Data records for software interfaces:
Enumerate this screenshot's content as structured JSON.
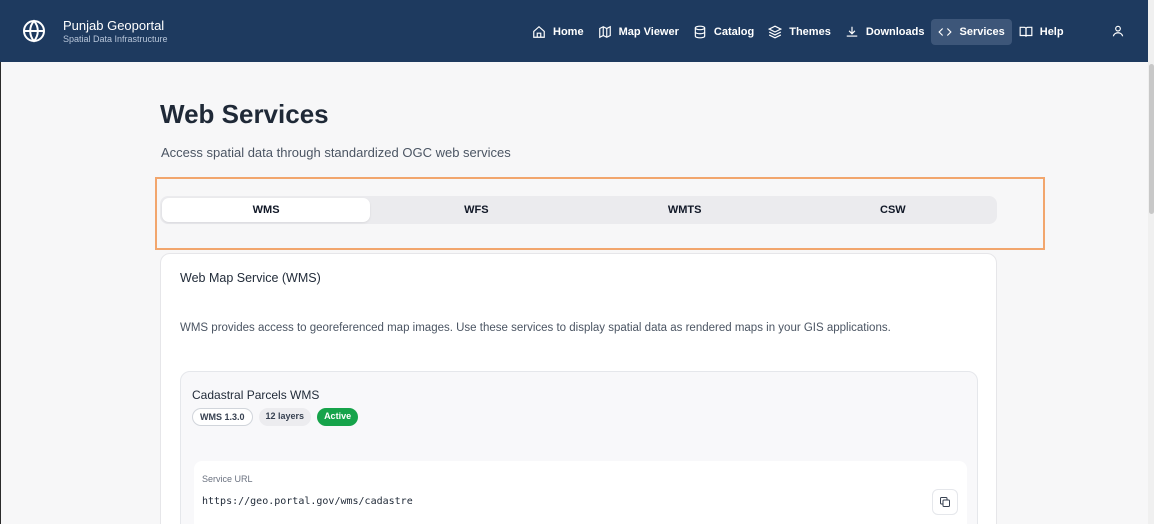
{
  "brand": {
    "title": "Punjab Geoportal",
    "subtitle": "Spatial Data Infrastructure"
  },
  "nav": {
    "items": [
      {
        "label": "Home",
        "icon": "home-icon"
      },
      {
        "label": "Map Viewer",
        "icon": "map-icon"
      },
      {
        "label": "Catalog",
        "icon": "database-icon"
      },
      {
        "label": "Themes",
        "icon": "layers-icon"
      },
      {
        "label": "Downloads",
        "icon": "download-icon"
      },
      {
        "label": "Services",
        "icon": "code-icon",
        "active": true
      },
      {
        "label": "Help",
        "icon": "book-icon"
      }
    ],
    "user_icon": "user-icon"
  },
  "page": {
    "title": "Web Services",
    "subtitle": "Access spatial data through standardized OGC web services"
  },
  "tabs": [
    {
      "label": "WMS",
      "active": true
    },
    {
      "label": "WFS"
    },
    {
      "label": "WMTS"
    },
    {
      "label": "CSW"
    }
  ],
  "card": {
    "title": "Web Map Service (WMS)",
    "description": "WMS provides access to georeferenced map images. Use these services to display spatial data as rendered maps in your GIS applications."
  },
  "service": {
    "title": "Cadastral Parcels WMS",
    "badges": [
      "WMS 1.3.0",
      "12 layers",
      "Active"
    ],
    "url_label": "Service URL",
    "url": "https://geo.portal.gov/wms/cadastre",
    "copy_icon": "copy-icon"
  },
  "colors": {
    "header": "#1e3a5f",
    "active_badge": "#16a34a",
    "highlight": "#f2a66d"
  }
}
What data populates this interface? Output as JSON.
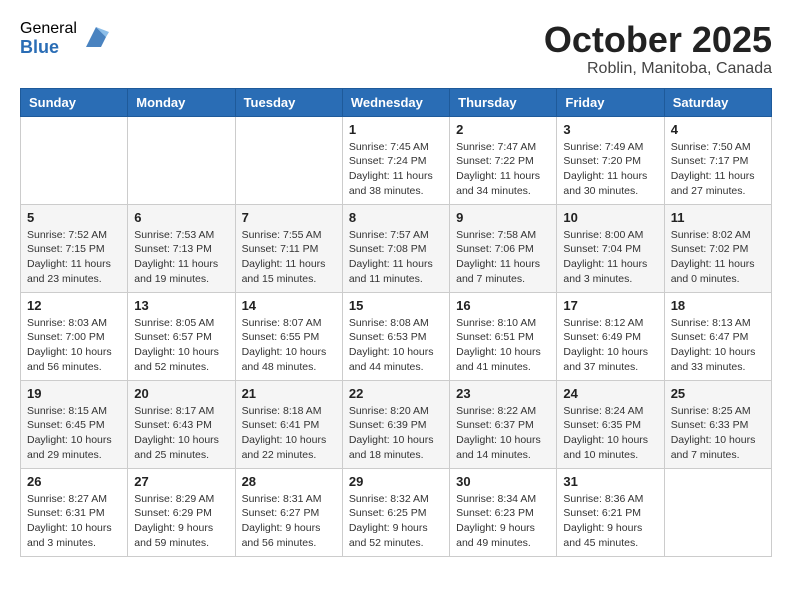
{
  "logo": {
    "general": "General",
    "blue": "Blue"
  },
  "title": "October 2025",
  "location": "Roblin, Manitoba, Canada",
  "days_of_week": [
    "Sunday",
    "Monday",
    "Tuesday",
    "Wednesday",
    "Thursday",
    "Friday",
    "Saturday"
  ],
  "weeks": [
    [
      null,
      null,
      null,
      {
        "day": "1",
        "sunrise": "Sunrise: 7:45 AM",
        "sunset": "Sunset: 7:24 PM",
        "daylight": "Daylight: 11 hours and 38 minutes."
      },
      {
        "day": "2",
        "sunrise": "Sunrise: 7:47 AM",
        "sunset": "Sunset: 7:22 PM",
        "daylight": "Daylight: 11 hours and 34 minutes."
      },
      {
        "day": "3",
        "sunrise": "Sunrise: 7:49 AM",
        "sunset": "Sunset: 7:20 PM",
        "daylight": "Daylight: 11 hours and 30 minutes."
      },
      {
        "day": "4",
        "sunrise": "Sunrise: 7:50 AM",
        "sunset": "Sunset: 7:17 PM",
        "daylight": "Daylight: 11 hours and 27 minutes."
      }
    ],
    [
      {
        "day": "5",
        "sunrise": "Sunrise: 7:52 AM",
        "sunset": "Sunset: 7:15 PM",
        "daylight": "Daylight: 11 hours and 23 minutes."
      },
      {
        "day": "6",
        "sunrise": "Sunrise: 7:53 AM",
        "sunset": "Sunset: 7:13 PM",
        "daylight": "Daylight: 11 hours and 19 minutes."
      },
      {
        "day": "7",
        "sunrise": "Sunrise: 7:55 AM",
        "sunset": "Sunset: 7:11 PM",
        "daylight": "Daylight: 11 hours and 15 minutes."
      },
      {
        "day": "8",
        "sunrise": "Sunrise: 7:57 AM",
        "sunset": "Sunset: 7:08 PM",
        "daylight": "Daylight: 11 hours and 11 minutes."
      },
      {
        "day": "9",
        "sunrise": "Sunrise: 7:58 AM",
        "sunset": "Sunset: 7:06 PM",
        "daylight": "Daylight: 11 hours and 7 minutes."
      },
      {
        "day": "10",
        "sunrise": "Sunrise: 8:00 AM",
        "sunset": "Sunset: 7:04 PM",
        "daylight": "Daylight: 11 hours and 3 minutes."
      },
      {
        "day": "11",
        "sunrise": "Sunrise: 8:02 AM",
        "sunset": "Sunset: 7:02 PM",
        "daylight": "Daylight: 11 hours and 0 minutes."
      }
    ],
    [
      {
        "day": "12",
        "sunrise": "Sunrise: 8:03 AM",
        "sunset": "Sunset: 7:00 PM",
        "daylight": "Daylight: 10 hours and 56 minutes."
      },
      {
        "day": "13",
        "sunrise": "Sunrise: 8:05 AM",
        "sunset": "Sunset: 6:57 PM",
        "daylight": "Daylight: 10 hours and 52 minutes."
      },
      {
        "day": "14",
        "sunrise": "Sunrise: 8:07 AM",
        "sunset": "Sunset: 6:55 PM",
        "daylight": "Daylight: 10 hours and 48 minutes."
      },
      {
        "day": "15",
        "sunrise": "Sunrise: 8:08 AM",
        "sunset": "Sunset: 6:53 PM",
        "daylight": "Daylight: 10 hours and 44 minutes."
      },
      {
        "day": "16",
        "sunrise": "Sunrise: 8:10 AM",
        "sunset": "Sunset: 6:51 PM",
        "daylight": "Daylight: 10 hours and 41 minutes."
      },
      {
        "day": "17",
        "sunrise": "Sunrise: 8:12 AM",
        "sunset": "Sunset: 6:49 PM",
        "daylight": "Daylight: 10 hours and 37 minutes."
      },
      {
        "day": "18",
        "sunrise": "Sunrise: 8:13 AM",
        "sunset": "Sunset: 6:47 PM",
        "daylight": "Daylight: 10 hours and 33 minutes."
      }
    ],
    [
      {
        "day": "19",
        "sunrise": "Sunrise: 8:15 AM",
        "sunset": "Sunset: 6:45 PM",
        "daylight": "Daylight: 10 hours and 29 minutes."
      },
      {
        "day": "20",
        "sunrise": "Sunrise: 8:17 AM",
        "sunset": "Sunset: 6:43 PM",
        "daylight": "Daylight: 10 hours and 25 minutes."
      },
      {
        "day": "21",
        "sunrise": "Sunrise: 8:18 AM",
        "sunset": "Sunset: 6:41 PM",
        "daylight": "Daylight: 10 hours and 22 minutes."
      },
      {
        "day": "22",
        "sunrise": "Sunrise: 8:20 AM",
        "sunset": "Sunset: 6:39 PM",
        "daylight": "Daylight: 10 hours and 18 minutes."
      },
      {
        "day": "23",
        "sunrise": "Sunrise: 8:22 AM",
        "sunset": "Sunset: 6:37 PM",
        "daylight": "Daylight: 10 hours and 14 minutes."
      },
      {
        "day": "24",
        "sunrise": "Sunrise: 8:24 AM",
        "sunset": "Sunset: 6:35 PM",
        "daylight": "Daylight: 10 hours and 10 minutes."
      },
      {
        "day": "25",
        "sunrise": "Sunrise: 8:25 AM",
        "sunset": "Sunset: 6:33 PM",
        "daylight": "Daylight: 10 hours and 7 minutes."
      }
    ],
    [
      {
        "day": "26",
        "sunrise": "Sunrise: 8:27 AM",
        "sunset": "Sunset: 6:31 PM",
        "daylight": "Daylight: 10 hours and 3 minutes."
      },
      {
        "day": "27",
        "sunrise": "Sunrise: 8:29 AM",
        "sunset": "Sunset: 6:29 PM",
        "daylight": "Daylight: 9 hours and 59 minutes."
      },
      {
        "day": "28",
        "sunrise": "Sunrise: 8:31 AM",
        "sunset": "Sunset: 6:27 PM",
        "daylight": "Daylight: 9 hours and 56 minutes."
      },
      {
        "day": "29",
        "sunrise": "Sunrise: 8:32 AM",
        "sunset": "Sunset: 6:25 PM",
        "daylight": "Daylight: 9 hours and 52 minutes."
      },
      {
        "day": "30",
        "sunrise": "Sunrise: 8:34 AM",
        "sunset": "Sunset: 6:23 PM",
        "daylight": "Daylight: 9 hours and 49 minutes."
      },
      {
        "day": "31",
        "sunrise": "Sunrise: 8:36 AM",
        "sunset": "Sunset: 6:21 PM",
        "daylight": "Daylight: 9 hours and 45 minutes."
      },
      null
    ]
  ]
}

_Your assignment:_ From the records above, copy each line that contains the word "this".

_Solution to the exercise:_
Enumerate this screenshot's content as structured JSON.
What data populates this interface? Output as JSON.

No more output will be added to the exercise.